• **Your goal**
Say how many lines of the material include "icon". Give the number without any other text.

• **Task material**
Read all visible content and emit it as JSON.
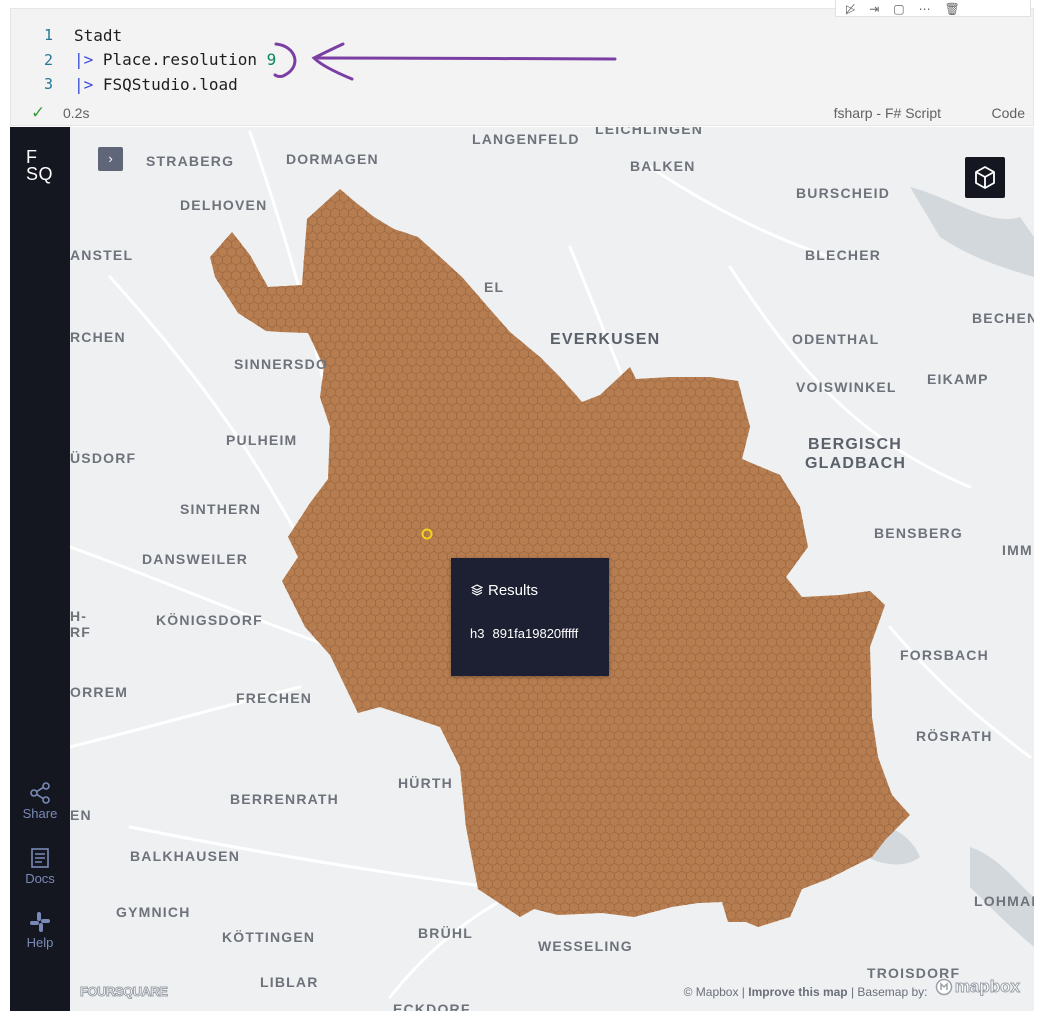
{
  "cell": {
    "code_lines": [
      {
        "number": "1",
        "parts": [
          {
            "text": "Stadt",
            "cls": "txt"
          }
        ]
      },
      {
        "number": "2",
        "parts": [
          {
            "text": "|>",
            "cls": "op"
          },
          {
            "text": " Place.resolution ",
            "cls": "txt"
          },
          {
            "text": "9",
            "cls": "num"
          }
        ]
      },
      {
        "number": "3",
        "parts": [
          {
            "text": "|>",
            "cls": "op"
          },
          {
            "text": " FSQStudio.load",
            "cls": "txt"
          }
        ]
      }
    ],
    "status": {
      "check": "✓",
      "time": "0.2s",
      "language": "fsharp - F# Script",
      "kind": "Code"
    },
    "annotation_color": "#7b3fa3"
  },
  "map": {
    "logo": "F\nSQ",
    "sidebar_buttons": [
      {
        "label": "Share",
        "icon": "share-icon"
      },
      {
        "label": "Docs",
        "icon": "book-icon"
      },
      {
        "label": "Help",
        "icon": "slack-icon"
      }
    ],
    "toggle": "›",
    "tooltip": {
      "title": "Results",
      "key": "h3",
      "value": "891fa19820fffff"
    },
    "attribution": {
      "mapbox": "© Mapbox",
      "improve": "Improve this map",
      "basemap": "Basemap by:",
      "mapbox_logo": "mapbox",
      "foursquare": "FOURSQUARE"
    },
    "hex_color": "#b67d50",
    "place_labels": [
      {
        "text": "LANGENFELD"
      },
      {
        "text": "LEICHLINGEN"
      },
      {
        "text": "STRABERG"
      },
      {
        "text": "DORMAGEN"
      },
      {
        "text": "BALKEN"
      },
      {
        "text": "BURSCHEID"
      },
      {
        "text": "DELHOVEN"
      },
      {
        "text": "ANSTEL"
      },
      {
        "text": "BLECHER"
      },
      {
        "text": "RCHEN"
      },
      {
        "text": "EVERKUSEN"
      },
      {
        "text": "ODENTHAL"
      },
      {
        "text": "BECHEN"
      },
      {
        "text": "SINNERSDO"
      },
      {
        "text": "VOISWINKEL"
      },
      {
        "text": "EIKAMP"
      },
      {
        "text": "PULHEIM"
      },
      {
        "text": "BERGISCH"
      },
      {
        "text": "GLADBACH"
      },
      {
        "text": "ÜSDORF"
      },
      {
        "text": "SINTHERN"
      },
      {
        "text": "BENSBERG"
      },
      {
        "text": "IMM"
      },
      {
        "text": "DANSWEILER"
      },
      {
        "text": "H-"
      },
      {
        "text": "RF"
      },
      {
        "text": "KÖNIGSDORF"
      },
      {
        "text": "FORSBACH"
      },
      {
        "text": "ORREM"
      },
      {
        "text": "FRECHEN"
      },
      {
        "text": "RÖSRATH"
      },
      {
        "text": "HÜRTH"
      },
      {
        "text": "BERRENRATH"
      },
      {
        "text": "EN"
      },
      {
        "text": "BALKHAUSEN"
      },
      {
        "text": "LOHMAR"
      },
      {
        "text": "GYMNICH"
      },
      {
        "text": "BRÜHL"
      },
      {
        "text": "KÖTTINGEN"
      },
      {
        "text": "WESSELING"
      },
      {
        "text": "TROISDORF"
      },
      {
        "text": "LIBLAR"
      },
      {
        "text": "ECKDORF"
      },
      {
        "text": "EL"
      }
    ]
  }
}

• **Result of this exercise**
3